Never mind the fact that traces of his Hugo Boss still cling to the air in the dark smoking room of his favourite club – the same one with all the sexcapades – but as far as he’s concerned, he has nothing to do with that world anymore. It’s as alien as wearing crocs in public. But that’s the thing, whether we choose to take part in these activities or not, it’s still our world. If the gay community does really exist, which it does, before you point your accusatory (but manicured) fingers at me, then we have to accept that these kinds of things happen, but no, it doesn’t reflect on you in anyway (unless you let it).

Why are people (gay and straight) so obsessed with gay men’s sex lives?

I’ve said it before and I’ll say it again: The list of clichés attached to being a gay man can be as endless as the number of attendants at the Zara store, and equally unhelpful – we are stylish, hedonistic, sex-crazed and drug-addled party junkies, to just name a few.

Some of these will be self-perpetuating; there will always be hook-up apps, there will always be drugs, there will always be clubs, and the only reason these clichés exist is because such people exist.

It has always been easy and convenient for a gay man in a monogamous relationship to dismiss others as plastic and promiscuous, simply because it’s the easiest thing to do. “We are the new norm,” they think, “we aren’t ‘like everyone else’ – we are just as good as our ‘straight friends,’” they laugh.

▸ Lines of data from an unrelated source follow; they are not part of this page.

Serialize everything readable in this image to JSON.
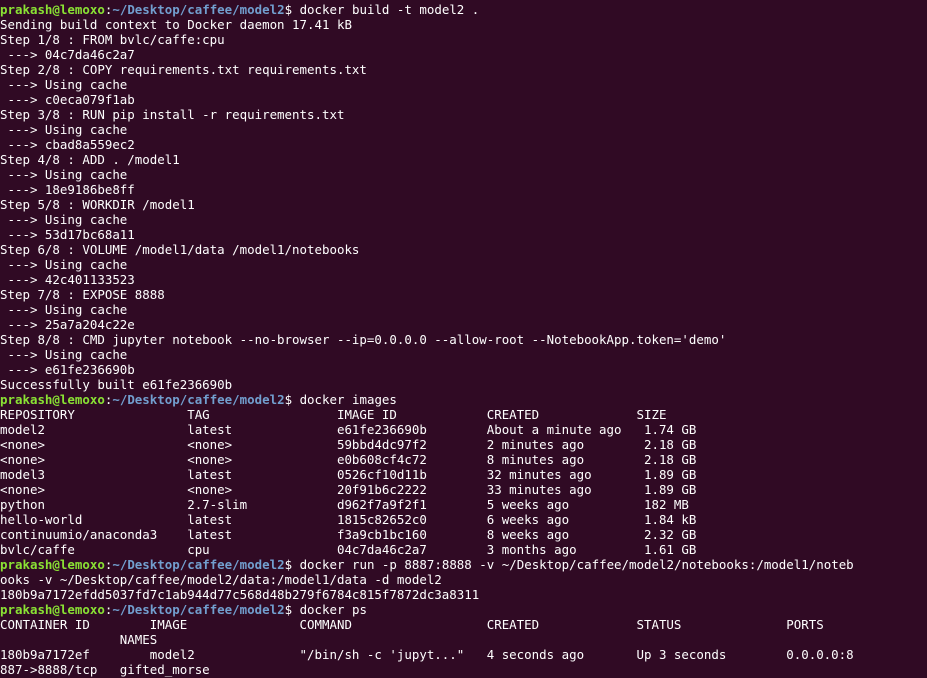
{
  "colors": {
    "background": "#300a24",
    "text": "#ffffff",
    "prompt_user": "#8ae234",
    "prompt_path": "#729fcf"
  },
  "prompt": {
    "user_host": "prakash@lemoxo",
    "path": "~/Desktop/caffee/model2"
  },
  "lines": [
    {
      "type": "prompt",
      "command": "docker build -t model2 ."
    },
    {
      "type": "output",
      "text": "Sending build context to Docker daemon 17.41 kB"
    },
    {
      "type": "output",
      "text": "Step 1/8 : FROM bvlc/caffe:cpu"
    },
    {
      "type": "output",
      "text": " ---> 04c7da46c2a7"
    },
    {
      "type": "output",
      "text": "Step 2/8 : COPY requirements.txt requirements.txt"
    },
    {
      "type": "output",
      "text": " ---> Using cache"
    },
    {
      "type": "output",
      "text": " ---> c0eca079f1ab"
    },
    {
      "type": "output",
      "text": "Step 3/8 : RUN pip install -r requirements.txt"
    },
    {
      "type": "output",
      "text": " ---> Using cache"
    },
    {
      "type": "output",
      "text": " ---> cbad8a559ec2"
    },
    {
      "type": "output",
      "text": "Step 4/8 : ADD . /model1"
    },
    {
      "type": "output",
      "text": " ---> Using cache"
    },
    {
      "type": "output",
      "text": " ---> 18e9186be8ff"
    },
    {
      "type": "output",
      "text": "Step 5/8 : WORKDIR /model1"
    },
    {
      "type": "output",
      "text": " ---> Using cache"
    },
    {
      "type": "output",
      "text": " ---> 53d17bc68a11"
    },
    {
      "type": "output",
      "text": "Step 6/8 : VOLUME /model1/data /model1/notebooks"
    },
    {
      "type": "output",
      "text": " ---> Using cache"
    },
    {
      "type": "output",
      "text": " ---> 42c401133523"
    },
    {
      "type": "output",
      "text": "Step 7/8 : EXPOSE 8888"
    },
    {
      "type": "output",
      "text": " ---> Using cache"
    },
    {
      "type": "output",
      "text": " ---> 25a7a204c22e"
    },
    {
      "type": "output",
      "text": "Step 8/8 : CMD jupyter notebook --no-browser --ip=0.0.0.0 --allow-root --NotebookApp.token='demo'"
    },
    {
      "type": "output",
      "text": " ---> Using cache"
    },
    {
      "type": "output",
      "text": " ---> e61fe236690b"
    },
    {
      "type": "output",
      "text": "Successfully built e61fe236690b"
    },
    {
      "type": "prompt",
      "command": "docker images"
    },
    {
      "type": "output",
      "text": "REPOSITORY               TAG                 IMAGE ID            CREATED             SIZE"
    },
    {
      "type": "output",
      "text": "model2                   latest              e61fe236690b        About a minute ago   1.74 GB"
    },
    {
      "type": "output",
      "text": "<none>                   <none>              59bbd4dc97f2        2 minutes ago        2.18 GB"
    },
    {
      "type": "output",
      "text": "<none>                   <none>              e0b608cf4c72        8 minutes ago        2.18 GB"
    },
    {
      "type": "output",
      "text": "model3                   latest              0526cf10d11b        32 minutes ago       1.89 GB"
    },
    {
      "type": "output",
      "text": "<none>                   <none>              20f91b6c2222        33 minutes ago       1.89 GB"
    },
    {
      "type": "output",
      "text": "python                   2.7-slim            d962f7a9f2f1        5 weeks ago          182 MB"
    },
    {
      "type": "output",
      "text": "hello-world              latest              1815c82652c0        6 weeks ago          1.84 kB"
    },
    {
      "type": "output",
      "text": "continuumio/anaconda3    latest              f3a9cb1bc160        8 weeks ago          2.32 GB"
    },
    {
      "type": "output",
      "text": "bvlc/caffe               cpu                 04c7da46c2a7        3 months ago         1.61 GB"
    },
    {
      "type": "prompt",
      "command": "docker run -p 8887:8888 -v ~/Desktop/caffee/model2/notebooks:/model1/noteb"
    },
    {
      "type": "output",
      "text": "ooks -v ~/Desktop/caffee/model2/data:/model1/data -d model2"
    },
    {
      "type": "output",
      "text": "180b9a7172efdd5037fd7c1ab944d77c568d48b279f6784c815f7872dc3a8311"
    },
    {
      "type": "prompt",
      "command": "docker ps"
    },
    {
      "type": "output",
      "text": "CONTAINER ID        IMAGE               COMMAND                  CREATED             STATUS              PORTS"
    },
    {
      "type": "output",
      "text": "                NAMES"
    },
    {
      "type": "output",
      "text": "180b9a7172ef        model2              \"/bin/sh -c 'jupyt...\"   4 seconds ago       Up 3 seconds        0.0.0.0:8"
    },
    {
      "type": "output",
      "text": "887->8888/tcp   gifted_morse"
    }
  ]
}
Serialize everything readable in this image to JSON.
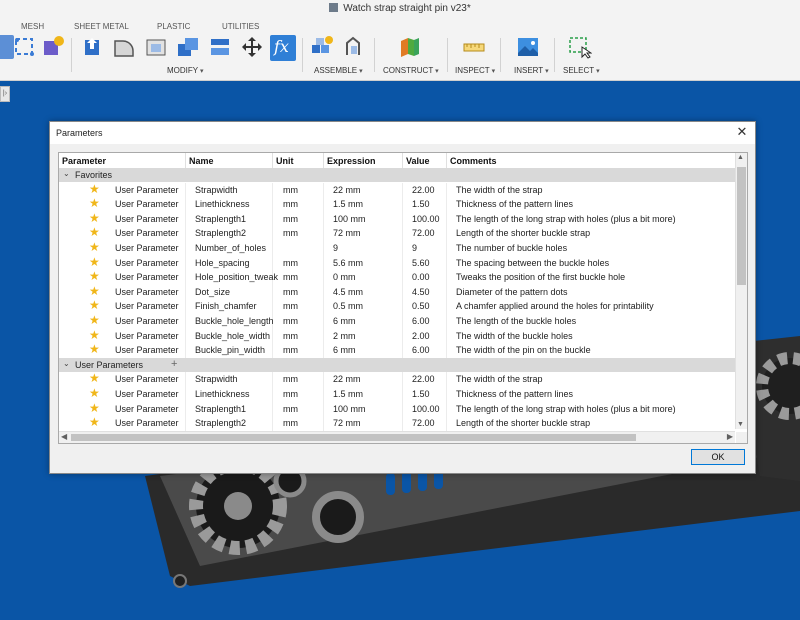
{
  "app": {
    "document_title": "Watch strap straight pin v23*"
  },
  "toolbar": {
    "tabs": [
      "MESH",
      "SHEET METAL",
      "PLASTIC",
      "UTILITIES"
    ],
    "groups": {
      "modify": "MODIFY",
      "assemble": "ASSEMBLE",
      "construct": "CONSTRUCT",
      "inspect": "INSPECT",
      "insert": "INSERT",
      "select": "SELECT"
    },
    "icons": {
      "sketch": "sketch-icon",
      "create_form": "create-form-icon",
      "press_pull": "press-pull-icon",
      "fillet": "fillet-icon",
      "shell": "shell-icon",
      "combine": "combine-icon",
      "align": "align-icon",
      "move": "move-icon",
      "parameters": "fx-icon",
      "new_component": "new-component-icon",
      "joint": "joint-icon",
      "construct": "offset-plane-icon",
      "measure": "measure-icon",
      "insert": "insert-image-icon",
      "select": "select-window-icon"
    },
    "fx_glyph": "fx"
  },
  "browser": {
    "toggle_glyph": "|›"
  },
  "dialog": {
    "title": "Parameters",
    "close_glyph": "✕",
    "ok_label": "OK",
    "columns": [
      "Parameter",
      "Name",
      "Unit",
      "Expression",
      "Value",
      "Comments"
    ],
    "groups": [
      {
        "label": "Favorites",
        "rows": [
          {
            "parameter": "User Parameter",
            "name": "Strapwidth",
            "unit": "mm",
            "expression": "22 mm",
            "value": "22.00",
            "comment": "The width of the strap"
          },
          {
            "parameter": "User Parameter",
            "name": "Linethickness",
            "unit": "mm",
            "expression": "1.5 mm",
            "value": "1.50",
            "comment": "Thickness of the pattern lines"
          },
          {
            "parameter": "User Parameter",
            "name": "Straplength1",
            "unit": "mm",
            "expression": "100 mm",
            "value": "100.00",
            "comment": "The length of the long strap with holes (plus a bit more)"
          },
          {
            "parameter": "User Parameter",
            "name": "Straplength2",
            "unit": "mm",
            "expression": "72 mm",
            "value": "72.00",
            "comment": "Length of the shorter buckle strap"
          },
          {
            "parameter": "User Parameter",
            "name": "Number_of_holes",
            "unit": "",
            "expression": "9",
            "value": "9",
            "comment": "The number of buckle holes"
          },
          {
            "parameter": "User Parameter",
            "name": "Hole_spacing",
            "unit": "mm",
            "expression": "5.6 mm",
            "value": "5.60",
            "comment": "The spacing between the buckle holes"
          },
          {
            "parameter": "User Parameter",
            "name": "Hole_position_tweak",
            "unit": "mm",
            "expression": "0 mm",
            "value": "0.00",
            "comment": "Tweaks the position of the first buckle hole"
          },
          {
            "parameter": "User Parameter",
            "name": "Dot_size",
            "unit": "mm",
            "expression": "4.5 mm",
            "value": "4.50",
            "comment": "Diameter of the pattern dots"
          },
          {
            "parameter": "User Parameter",
            "name": "Finish_chamfer",
            "unit": "mm",
            "expression": "0.5 mm",
            "value": "0.50",
            "comment": "A chamfer applied around the holes for printability"
          },
          {
            "parameter": "User Parameter",
            "name": "Buckle_hole_length",
            "unit": "mm",
            "expression": "6 mm",
            "value": "6.00",
            "comment": "The length of the buckle holes"
          },
          {
            "parameter": "User Parameter",
            "name": "Buckle_hole_width",
            "unit": "mm",
            "expression": "2 mm",
            "value": "2.00",
            "comment": "The width of the buckle holes"
          },
          {
            "parameter": "User Parameter",
            "name": "Buckle_pin_width",
            "unit": "mm",
            "expression": "6 mm",
            "value": "6.00",
            "comment": "The width of the pin on the buckle"
          }
        ]
      },
      {
        "label": "User Parameters",
        "rows": [
          {
            "parameter": "User Parameter",
            "name": "Strapwidth",
            "unit": "mm",
            "expression": "22 mm",
            "value": "22.00",
            "comment": "The width of the strap"
          },
          {
            "parameter": "User Parameter",
            "name": "Linethickness",
            "unit": "mm",
            "expression": "1.5 mm",
            "value": "1.50",
            "comment": "Thickness of the pattern lines"
          },
          {
            "parameter": "User Parameter",
            "name": "Straplength1",
            "unit": "mm",
            "expression": "100 mm",
            "value": "100.00",
            "comment": "The length of the long strap with holes (plus a bit more)"
          },
          {
            "parameter": "User Parameter",
            "name": "Straplength2",
            "unit": "mm",
            "expression": "72 mm",
            "value": "72.00",
            "comment": "Length of the shorter buckle strap"
          }
        ]
      }
    ]
  },
  "colors": {
    "viewport_bg": "#0a55a6",
    "star": "#f0b619",
    "group_row": "#d9d9d9",
    "accent": "#0078d7"
  }
}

But what they don’t realise is that they are creating new stereotypes of their own, which are just as toxic – the prissy gay man who thinks other gay men shouldn’t behave in a certain way that straight people wouldn’t approve of, so we could ‘fit in’.

There isn’t anything wrong with monogamy; in fact I’ve been in multiple monogamous relationships myself. It’s a wonderful idea, and for a lot of us, it’s the heartwarming dream, the proverbial light at the end of a dark, dreary tunnel. If you really want it, you should go out of your way and fight the odds to get it. Be the Netflix movie that you secretly despise. But that still doesn’t give you any reason to step on and snigger at people who don’t fall in line with your idea of dating.

Nor should those who reject the notion of monogamy scoff at anyone who follows it. It’s not exactly ‘heteronormative’ to want a monogamous relationship – I know plenty of people who have their Tinder on speed dial as well.

But then, the concept of gay monogamy has always had a different tangent from its straight counterpart. Straight relationships usually have set milestones – courtship; engagement; marriage; children; and grandchildren till you reach that constant state of bliss spent bickering over who gets the remote control (or control over the Netflix account) in the end.

What do gay people have? Fall in love, settle in and move in together… and then what? Get a dog? Get a couple of kittens? A twin Vespa? Get matching cardigans and go on a world cruise, maybe?

Until marriage equality and relaxed rules around adoption come into play, gay men will have to wait – and we might as well wait around with some company.